Remember when Data was the only artificial lifeform that had been made and Star Fleet wanted to find out how he was put together so they could make more? I don’t know why they worried, a few years later and they seem to have the knack of doing it. First the Doctor and now Leonardo da Vinci. It seems if you just make a holographic character it’s like creating life. Isn’t it breaking some kind of Federation law every time you turn them off or erase them?

Tuesday, 6 September 2011

Episode 78: Random Thoughts

And here we are once again, a good idea is ruined by a predictable pedestrian episode.

Torres and Janeway are visiting a planet so naturally go to the smallest marketplace they can find and put simply Torres has an angry thought which makes some of the inhabitants want to kill. I don’t know about you, but if the Voyager crew landed on my planet I’d feel about the same. Torres is arrested for her violent thought and is about to have a lobotomy when it’s discovered there’s an underground market for violent thoughts and they wanted to get Torres. Because ladies and gentlemen, they’re trying to tell you that censorship is wrong with this one and so it is. This episode shouldn’t be censored, they should have just made it better.

Of course while all this is going on Paris gets annoyed that we don’t just nuke the planet from orbit but Chakotay isn’t so sure. Neelix who obviously wants to get in on the machismo, befriends a girl for five seconds and goes off on an angry rant whenever she’s killed.

For this episode too, Tuvok cooperates with the local police detective, Nimira who’s better known as B’Etor in TNG et al. Yes, this one is so boring, I’m telling you who’s in it now.

Sunday, 4 September 2011

Episode 77: Year Of Hell Part II

Once again after a good first part comes the disappointing second. I can’t think of a conclusion yet in Voyager which has lived up to the even low expectations some of them had.

After Janeway had given the order to abandon ship, seven of them remain and try to keep the increasingly embattled Voyager together. Get me 14ccs Duct Tape stat! Meanwhile Chakotay and Paris were captured by Annorax. Chakotay tries to appeal to his humanity as the only reason he’s wiping out civilisations is to bring back his beloved wife (I think she was buried on Ceti Alpha V or something).

So to the ending and the whole reset thing. I would’ve possibly gotten the whole reset thing if Annorax had been erased from time and the Voyager crew still remembered the events, maybe. That after all would’ve given it some irony but to have everything fine again and characters not to have lived through it seemed a tad pointless (Ensign Tad Pointless, who of course gave his life for the reset). A surprising thing I learned though was Brannon Braga actually wanted the ship to be wrecked for the whole season but the studio were against that. I would’ve definitely gone for it.

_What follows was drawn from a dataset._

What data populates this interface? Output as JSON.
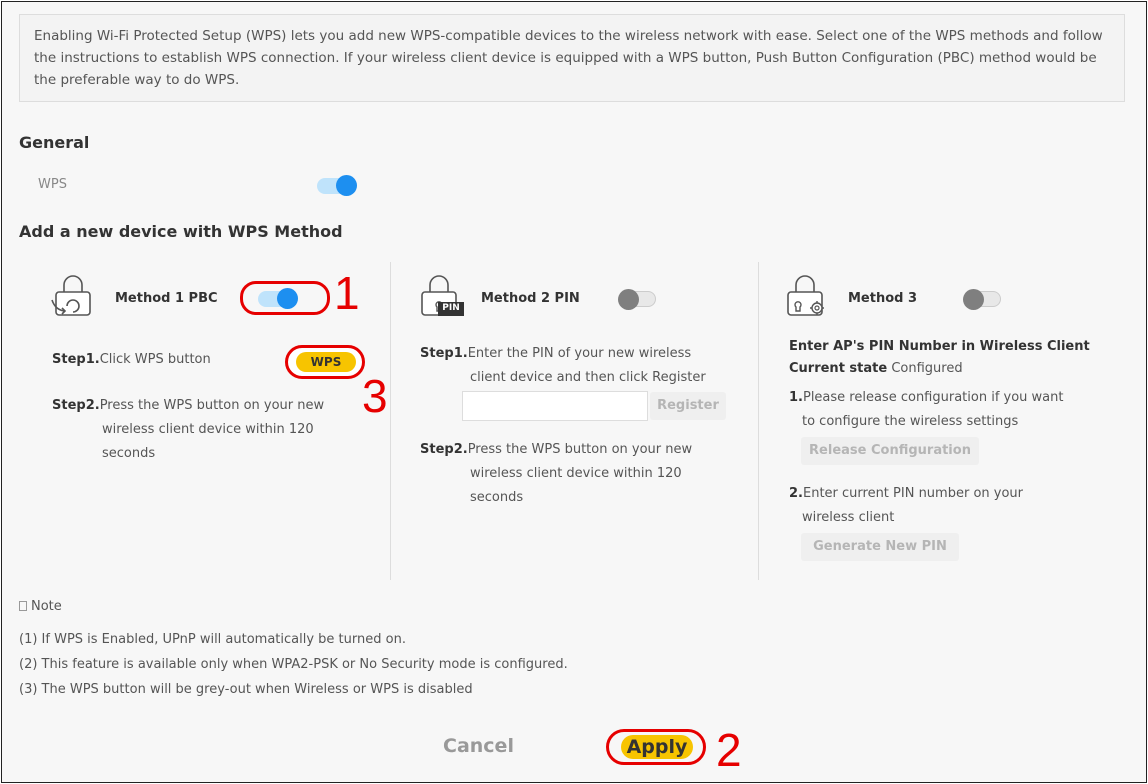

It is interesting though that Janeway’s attitude to first meeting the Krenim both before and after the reset are different. She’s perhaps nicer to them in the second.